At the rapid pace of modern society, things change so fast that it’s almost impossible to keep up. It’s no longer enough to simply watch what people are doing and meet them where they are.

Now we have to think ahead, make projections based on where we think things could go rather than where we see them going.

This makes us futurists. This requires us to keep our eyes peeled and instincts tuned so that we can see a few steps ahead of the game. If we put out a new product or a new piece of work based on what we see going on now, unless we can turn it out really quickly we will be behind the curve by the time we are done.

How do we do this? We look at technology. We look at culture. We look at past trends. Then we use all this information to extrapolate and form a picture of where we see things possibly going.

Sounds impossible, doesn’t it? None of us are psychics. We can’t see the future, but we can make an educated guess. After all, isn’t that what scientists and science fiction writers have been doing for decades?

Look at Star Trek. Look at Apple. These are great examples of taking today’s world and carrying the ideas out a little further than you can see just to imagine what might be.

Fifty years ago when Gene Roddenberry created the TV series Star Trek, he imagined amazing things that would inhabit the world of the 23rd century such as interplanetary travel, faster-than-light warp speed travel, the flip-up communicator, and the iconic transporter.
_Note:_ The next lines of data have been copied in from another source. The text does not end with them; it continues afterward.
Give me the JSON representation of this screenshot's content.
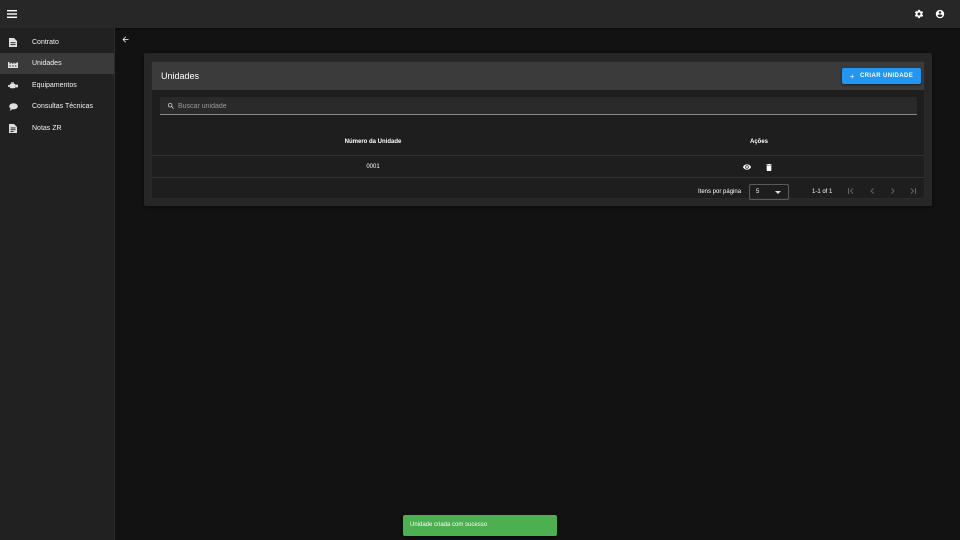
{
  "topbar": {
    "menu_icon": "menu-icon",
    "settings_icon": "gear-icon",
    "account_icon": "account-circle-icon"
  },
  "sidebar": {
    "items": [
      {
        "label": "Contrato",
        "icon": "document-icon",
        "active": false
      },
      {
        "label": "Unidades",
        "icon": "factory-icon",
        "active": true
      },
      {
        "label": "Equipamentos",
        "icon": "equipment-icon",
        "active": false
      },
      {
        "label": "Consultas Técnicas",
        "icon": "chat-bubble-icon",
        "active": false
      },
      {
        "label": "Notas ZR",
        "icon": "note-icon",
        "active": false
      }
    ]
  },
  "main": {
    "back_icon": "arrow-left-icon",
    "title": "Unidades",
    "create_button": {
      "label": "CRIAR UNIDADE",
      "icon": "plus-icon"
    },
    "search": {
      "placeholder": "Buscar unidade",
      "value": ""
    },
    "table": {
      "columns": [
        "Número da Unidade",
        "Ações"
      ],
      "rows": [
        {
          "numero": "0001",
          "actions": [
            "eye-icon",
            "trash-icon"
          ]
        }
      ]
    },
    "pagination": {
      "items_per_page_label": "Itens por página",
      "items_per_page": "5",
      "range": "1-1 of 1"
    }
  },
  "snackbar": {
    "message": "Unidade criada com sucesso"
  },
  "colors": {
    "accent": "#2196f3",
    "success": "#4caf50",
    "background": "#121212",
    "appbar": "#272727"
  }
}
Now, we may not have warp drives or transporters, but we have many things today that make Roddenberry’s 23rd century seem quaint by comparison. Two centuries early, we already have rovers on Mars, and that flip-up communicator feels antiquated next to the smartphone you’re probably reading this on.

Which brings us to Apple.

Today, Apple has a reputation for developing products that seem slightly ahead of their time. (In fact, I’m watching an Apple keynote presentation on my iPad as I edit this post.)

But Apple got its start when two guys, Steve Jobs and Steve Wozniak, saw beyond not just the enormous size of 1970s-era computers, but how they could be used. Computers once took up rooms and were used mainly for business and science, performing calculations and retrieving information from tape-driven databases.

The Steves imagined not only a smaller computer that could fit on your desk, but that it could be used in classrooms to educate, studios to create art and music, and homes to balance the checkbook and provide entertainment. The Apple II desktop computer not only changed people’s perceptions of what a computer could do, it changed the course of computing forever. Soon, all computers were desktop sized. Now, a computer that once would only fit inside a skyscraper now fits in your pocket. That portability has changed society forever.

It’s really a beautiful thing when you think about it, isn’t it?

Creative Thinking Today — Business Innovation Tomorrow

What are some things you notice in today’s world? How might they look in 5 to 10 years? How might be look into years? What is the next thing to catch fire that you can’t even see smoldering right now?

Take some time this week to dream. Take a little time this afternoon, or tomorrow morning to imagine the future. Now see where your company fits in with that future. You don’t have to create the warp drive, but you just might.

What can you offer tomorrow that will be right on time?

Need some inspiration to jumpstart your creative thinking? This article may help.